Start of Task material
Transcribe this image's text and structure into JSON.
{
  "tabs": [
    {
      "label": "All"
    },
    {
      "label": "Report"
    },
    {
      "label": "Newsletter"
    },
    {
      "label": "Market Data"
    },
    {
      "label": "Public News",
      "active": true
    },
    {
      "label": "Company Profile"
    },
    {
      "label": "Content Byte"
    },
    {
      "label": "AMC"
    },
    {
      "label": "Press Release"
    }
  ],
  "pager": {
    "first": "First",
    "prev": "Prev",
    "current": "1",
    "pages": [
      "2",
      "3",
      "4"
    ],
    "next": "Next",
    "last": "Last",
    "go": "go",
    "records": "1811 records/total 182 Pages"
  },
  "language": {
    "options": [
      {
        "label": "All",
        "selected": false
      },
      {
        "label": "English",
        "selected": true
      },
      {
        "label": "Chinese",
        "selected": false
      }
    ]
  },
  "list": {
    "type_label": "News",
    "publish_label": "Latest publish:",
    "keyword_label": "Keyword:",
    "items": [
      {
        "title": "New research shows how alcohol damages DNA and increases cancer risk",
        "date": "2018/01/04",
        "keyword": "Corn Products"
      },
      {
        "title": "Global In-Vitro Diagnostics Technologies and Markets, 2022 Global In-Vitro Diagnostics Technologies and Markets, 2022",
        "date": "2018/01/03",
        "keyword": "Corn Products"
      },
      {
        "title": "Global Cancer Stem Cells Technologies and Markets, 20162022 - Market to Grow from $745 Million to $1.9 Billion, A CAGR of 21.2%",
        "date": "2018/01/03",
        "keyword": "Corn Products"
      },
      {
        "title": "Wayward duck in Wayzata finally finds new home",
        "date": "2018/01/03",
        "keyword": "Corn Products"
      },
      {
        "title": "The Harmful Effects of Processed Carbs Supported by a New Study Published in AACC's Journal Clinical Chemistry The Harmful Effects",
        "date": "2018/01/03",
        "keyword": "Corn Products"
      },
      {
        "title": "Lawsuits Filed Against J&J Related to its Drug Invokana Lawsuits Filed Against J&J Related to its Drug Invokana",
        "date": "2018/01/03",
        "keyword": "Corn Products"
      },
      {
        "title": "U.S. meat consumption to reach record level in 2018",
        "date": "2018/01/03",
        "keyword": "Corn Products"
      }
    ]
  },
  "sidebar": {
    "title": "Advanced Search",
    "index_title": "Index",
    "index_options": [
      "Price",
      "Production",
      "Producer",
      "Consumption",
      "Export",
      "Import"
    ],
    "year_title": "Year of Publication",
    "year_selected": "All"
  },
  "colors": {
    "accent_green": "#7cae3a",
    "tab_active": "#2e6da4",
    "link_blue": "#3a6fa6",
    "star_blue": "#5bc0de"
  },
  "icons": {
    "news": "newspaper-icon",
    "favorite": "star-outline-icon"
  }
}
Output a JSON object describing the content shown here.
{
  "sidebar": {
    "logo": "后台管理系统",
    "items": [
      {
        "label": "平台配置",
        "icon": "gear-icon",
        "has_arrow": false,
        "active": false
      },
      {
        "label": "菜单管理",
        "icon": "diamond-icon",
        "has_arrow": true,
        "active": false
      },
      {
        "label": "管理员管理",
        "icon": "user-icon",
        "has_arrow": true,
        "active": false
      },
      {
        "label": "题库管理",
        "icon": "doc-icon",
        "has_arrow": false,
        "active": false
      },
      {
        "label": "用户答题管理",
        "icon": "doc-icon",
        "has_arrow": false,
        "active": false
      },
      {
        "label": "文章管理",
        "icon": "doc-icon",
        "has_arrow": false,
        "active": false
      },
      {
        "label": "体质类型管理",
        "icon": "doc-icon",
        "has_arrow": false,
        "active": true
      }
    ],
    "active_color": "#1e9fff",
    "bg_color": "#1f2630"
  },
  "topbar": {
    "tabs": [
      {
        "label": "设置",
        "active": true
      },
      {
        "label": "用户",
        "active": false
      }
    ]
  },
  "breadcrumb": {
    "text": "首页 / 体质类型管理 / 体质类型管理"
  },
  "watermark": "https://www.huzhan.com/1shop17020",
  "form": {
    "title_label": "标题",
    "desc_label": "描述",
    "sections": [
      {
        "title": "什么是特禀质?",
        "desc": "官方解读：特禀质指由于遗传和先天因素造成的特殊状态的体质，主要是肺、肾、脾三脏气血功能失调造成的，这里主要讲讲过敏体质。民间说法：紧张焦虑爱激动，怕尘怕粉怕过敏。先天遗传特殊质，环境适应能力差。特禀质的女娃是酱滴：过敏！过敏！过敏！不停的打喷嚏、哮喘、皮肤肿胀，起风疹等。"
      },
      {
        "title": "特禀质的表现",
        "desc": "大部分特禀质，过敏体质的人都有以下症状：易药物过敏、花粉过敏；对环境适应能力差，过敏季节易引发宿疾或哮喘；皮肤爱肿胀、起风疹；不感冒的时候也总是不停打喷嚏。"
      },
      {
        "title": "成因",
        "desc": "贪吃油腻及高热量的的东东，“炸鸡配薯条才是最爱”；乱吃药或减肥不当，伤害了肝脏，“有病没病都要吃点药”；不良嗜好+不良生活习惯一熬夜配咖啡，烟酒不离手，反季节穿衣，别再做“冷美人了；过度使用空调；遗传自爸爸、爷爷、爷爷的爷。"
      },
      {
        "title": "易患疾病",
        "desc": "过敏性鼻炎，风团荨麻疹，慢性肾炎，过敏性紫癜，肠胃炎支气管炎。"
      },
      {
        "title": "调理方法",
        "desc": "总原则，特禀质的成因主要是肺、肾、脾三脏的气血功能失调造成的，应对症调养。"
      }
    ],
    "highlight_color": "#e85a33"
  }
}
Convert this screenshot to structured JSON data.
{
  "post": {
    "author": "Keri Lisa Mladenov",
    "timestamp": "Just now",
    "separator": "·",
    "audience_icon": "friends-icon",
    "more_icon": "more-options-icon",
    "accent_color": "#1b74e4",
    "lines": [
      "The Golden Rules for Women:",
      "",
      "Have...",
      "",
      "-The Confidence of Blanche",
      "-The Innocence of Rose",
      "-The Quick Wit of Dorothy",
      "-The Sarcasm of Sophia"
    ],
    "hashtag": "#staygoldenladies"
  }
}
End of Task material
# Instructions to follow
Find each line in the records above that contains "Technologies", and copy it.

# Answer to this task
        "title": "Global In-Vitro Diagnostics Technologies and Markets, 2022 Global In-Vitro Diagnostics Technologies and Markets, 2022",
        "title": "Global Cancer Stem Cells Technologies and Markets, 20162022 - Market to Grow from $745 Million to $1.9 Billion, A CAGR of 21.2%",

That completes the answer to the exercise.